Give the entries below again exactly. Their pictures are not needed.

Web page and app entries
____

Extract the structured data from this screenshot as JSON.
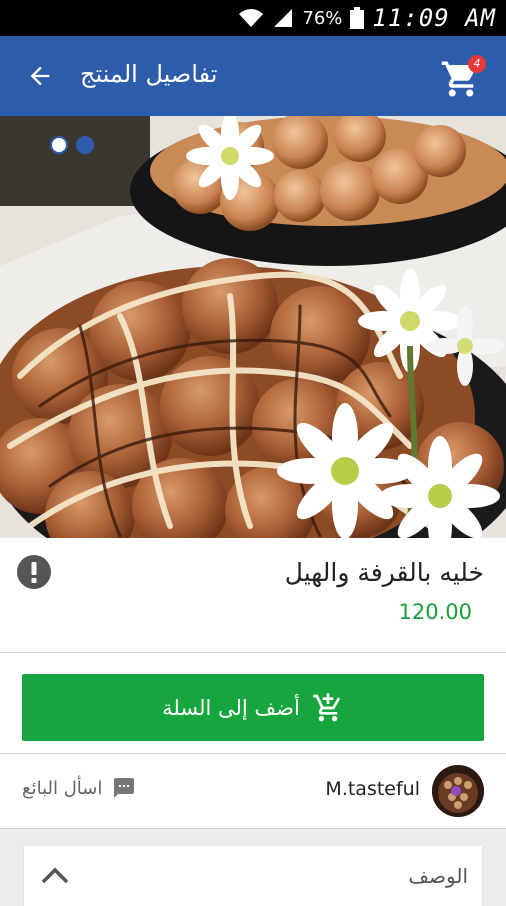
{
  "status_bar": {
    "battery": "76%",
    "time": "11:09 AM"
  },
  "app_bar": {
    "title": "تفاصيل المنتج",
    "cart_count": "4"
  },
  "carousel": {
    "total_images": 2,
    "active_index": 1
  },
  "product": {
    "name": "خليه بالقرفة والهيل",
    "price": "120.00"
  },
  "actions": {
    "add_to_cart": "أضف إلى السلة"
  },
  "seller": {
    "name": "M.tasteful",
    "ask_label": "اسأل البائع"
  },
  "description": {
    "label": "الوصف"
  },
  "colors": {
    "app_bar": "#2d5cab",
    "primary_green": "#17a53e",
    "price_green": "#1a9e3c",
    "badge_red": "#e53935"
  }
}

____

RESPONSE.
Extract the structured data from this screenshot as JSON.
{
  "status_bar": {
    "battery": "76%",
    "time": "11:09 AM"
  },
  "app_bar": {
    "title": "تفاصيل المنتج",
    "cart_count": "4"
  },
  "carousel": {
    "total_images": 2,
    "active_index": 1
  },
  "product": {
    "name": "خليه بالقرفة والهيل",
    "price": "120.00"
  },
  "actions": {
    "add_to_cart": "أضف إلى السلة"
  },
  "seller": {
    "name": "M.tasteful",
    "ask_label": "اسأل البائع"
  },
  "description": {
    "label": "الوصف"
  },
  "colors": {
    "app_bar": "#2d5cab",
    "primary_green": "#17a53e",
    "price_green": "#1a9e3c",
    "badge_red": "#e53935"
  }
}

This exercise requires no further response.